An Australian scientist is working to collate ancient methods of weather prediction in the Pacific, saying that the study could help improve contemporary forecasting tools, record important cultural knowledge that might otherwise be lost, and help bridge the gap between ancient wisdom and modern science.
Roan Plotz, who is a traditional ecological knowledge scientist at the Bureau of Meteorology in Melbourne, is working with Pacific meteorological services to collate traditional weather and climate knowledge, verifying the information and using it to make seasonal forecasts more useful to Pacific Island communities.
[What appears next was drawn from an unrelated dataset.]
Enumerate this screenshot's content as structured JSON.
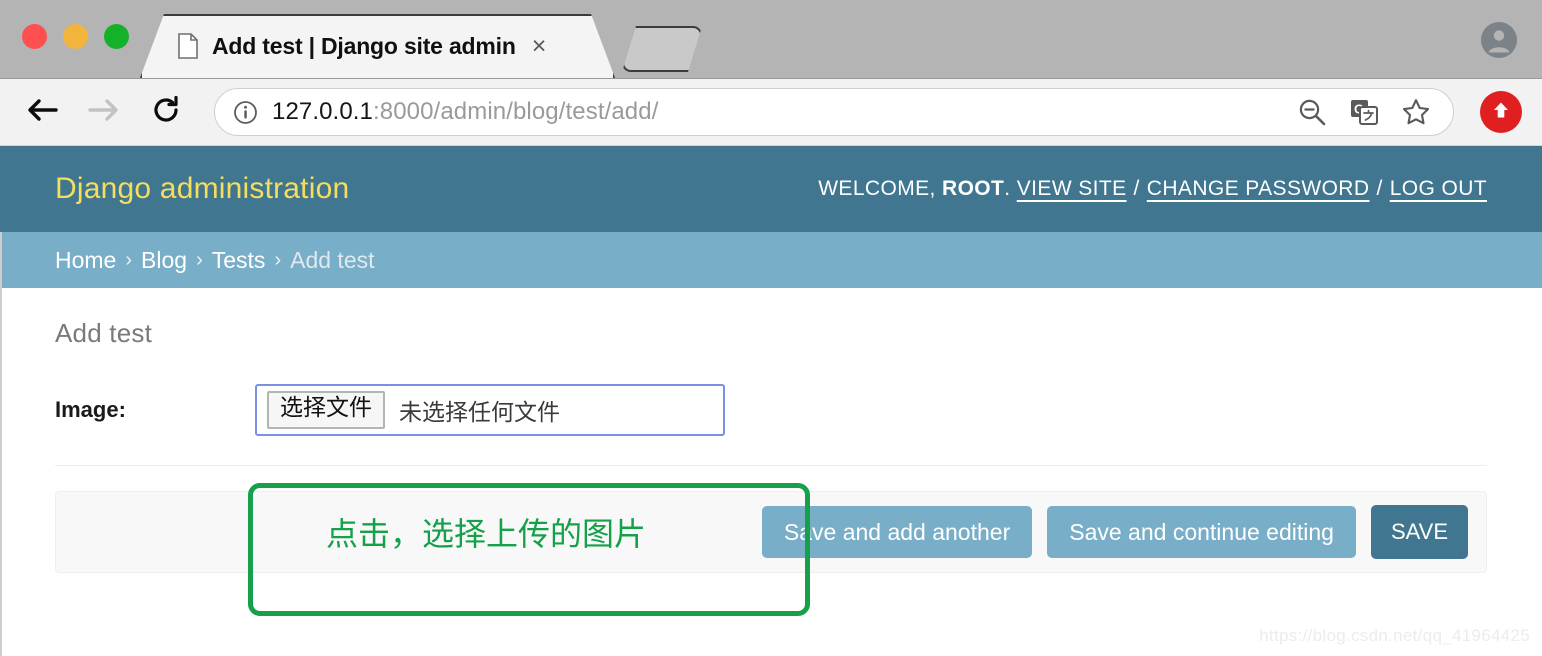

"What we are trying to do is to be able to integrate the two systems in terms of the indigenous knowledge or traditional knowledge with an actual scientific statistical forecast. We need to understand how relevant or how true that is."
Traditional methods for predicting weather include observing animals, plants and atmospheric conditions. For example, in parts of the Pacific, it is believed that there is a strong correlation between the amount of fruiting and how much rainfall there will be in the next season. "This has been shown to be true," said Mr. Plotz. The research aims to monitor traditional indicators to see how well they correlate with actual weather patterns.
"Many communities favor traditional ways—such as reading signs of nature, animals and plants—over scientific ways, partly due to lack of exposure to modern forecasting tools," said Mr. Plotz. "It's much more relevant if we can tell people for a fact that monitoring a certain tree, or plant, or animal allows you to forecast as accurately as modern forecasting tools."
Cows huddling together under a fallen tree. (Shutterstock) It is believed that a storm or rain is on its way when cows huddle together.
After assessing traditional indicators, it is hoped that the Pacific Met Services will be better placed to inform their local communities about what they should monitor so they are better prepared for weather and climatic changes.
Republished with permission from Ancient Origins. Read the original.
*Featured image of an all weather cloud via Shutterstock.